Penetrating the orange haze of a frigid, alien world, a space probe parachuted onto Saturn’s moon Titan late last week and came face-to-face with an unexpected landscape—a terrain that looks a lot like Earth.
Sinuous drainage channels appear to lead to a shoreline limned by ground fog and structures that resemble sandbars. Littering the landing site of the European Space Agency’s (ESA) Huygens probe are fist-shaped rocks reminiscent of river rocks on our planet.
“I was stunned at how Earthlike Titan ended up looking,” says Huygens researcher Larry Soderblom of the U.S. Geological Survey in Flagstaff, Ariz.
The probe glided through Titan’s atmosphere for just under 2.5 hours on Jan. 14 and survived for an additional 70 minutes on the moon’s surface.
The landing represents an achievement “not likely to be repeated in the lifetime of anyone alive today,” said David Southwood, ESA science director, during a news briefing at the agency’s mission operations center in Darmstadt, Germany. The images drew the biggest wows.

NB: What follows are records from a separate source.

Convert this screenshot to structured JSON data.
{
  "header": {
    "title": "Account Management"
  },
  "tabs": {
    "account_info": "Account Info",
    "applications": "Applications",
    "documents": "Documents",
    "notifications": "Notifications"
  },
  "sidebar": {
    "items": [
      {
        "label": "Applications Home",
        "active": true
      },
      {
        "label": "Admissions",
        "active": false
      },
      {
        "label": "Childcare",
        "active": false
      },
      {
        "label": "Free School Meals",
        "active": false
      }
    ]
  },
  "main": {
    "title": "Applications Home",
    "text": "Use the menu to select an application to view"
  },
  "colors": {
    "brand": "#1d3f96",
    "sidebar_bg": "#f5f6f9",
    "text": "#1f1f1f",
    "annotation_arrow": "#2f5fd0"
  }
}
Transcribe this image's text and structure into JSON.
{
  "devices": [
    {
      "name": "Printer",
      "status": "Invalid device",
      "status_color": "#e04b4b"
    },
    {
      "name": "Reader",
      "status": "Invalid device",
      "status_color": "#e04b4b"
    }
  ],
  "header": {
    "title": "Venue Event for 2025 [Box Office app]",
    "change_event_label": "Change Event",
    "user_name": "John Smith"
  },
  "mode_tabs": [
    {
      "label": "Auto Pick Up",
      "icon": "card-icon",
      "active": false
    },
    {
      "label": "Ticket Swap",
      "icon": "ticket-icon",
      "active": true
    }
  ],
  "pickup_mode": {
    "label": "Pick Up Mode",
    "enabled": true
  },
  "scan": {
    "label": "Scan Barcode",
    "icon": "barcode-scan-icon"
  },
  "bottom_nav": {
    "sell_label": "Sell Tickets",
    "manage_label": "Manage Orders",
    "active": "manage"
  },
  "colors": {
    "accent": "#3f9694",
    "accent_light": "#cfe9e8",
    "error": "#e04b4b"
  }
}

The saucer-shaped Huygens also gathered data on the weather and composition of Titan’s atmosphere and surface. Scientists are interested in Titan’s chemistry because it may resemble that of early Earth (SN: 11/20/04, p. 328: A Titan of a Mission).
The mix of materials that Huygens encountered stands in stark contrast to that on Earth. Unlike the water-carved riverbeds on Earth, the channels on Titan were probably sculpted by liquid methane and ethane. The probe provided the first direct evidence for methane at Titan’s surface. Just as Huygens landed, it recorded a sharp increase in methane gas. Heat from the probe may have evaporated liquid methane at or just beneath the surface, suggests Jonathan Lunine of the University of Arizona in Tucson.
The rocklike objects imaged on Titan are most likely made of water-ice. They were probably rounded by rolling and tumbling around in liquid. The same process sculpts river rocks on Earth and shaped rocks imaged on Mars just a year ago by the rover Opportunity.
Whether the shoreline surrounding a flat, dark area at the Titan landing site is really a hydrocarbon sea remains unclear. The Huygens probe certainly didn’t land in liquid, said John Zarnecki of the Open University in Milton Keynes, England, at the mission operations center. By measuring the force of impact on a small device protruding from Huygens and comparing it to the force produced by various materials in a laboratory, Zarnecki’s team discerned that the probe probably landed on something with a hard skin but a mushy interior. His team likened the texture to that of wet sand or crème brûlée.
A previous suggestion that the hydrocarbons methane and ethane on Titan collect in puddles and lakes “may be an oversimplification,” cautions Soderblom. “Maybe you have a really, really loose surface . . . and the methane is just a meter below, flowing all over the place.”
Titan resembles Earth not only in its topography but also because it is dynamic, he notes. The lack of even a single large crater in the Huygens images and earlier radar pictures indicates a young, rugged landscape, as do the orb’s river channels and hills. Icy eruptions of ammonia and water from the surface may churn up rocks and create hills, which might then be continually eroded by liquids raining from the atmosphere or seeping from near-surface reservoirs, Soderblom suggests.
The probe’s descent was the culmination of a 7-year journey. Until Dec. 25, Huygens had piggybacked on NASA’s Cassini spacecraft, which settled into orbit around Saturn last July.
Amidst the great success of the mission, there was one disappointment. Nobody had turned on one of two receivers on Cassini, which acted as a relay for Huygens, so about half the 700 images taken by the probe, as well as some data on wind speeds, were lost.
However, Marty Tomasko of the University of Arizona, whose team built Huygens’ imaging system, says that scientists can more than adequately piece together Titan’s landscape from the myriad images that they have.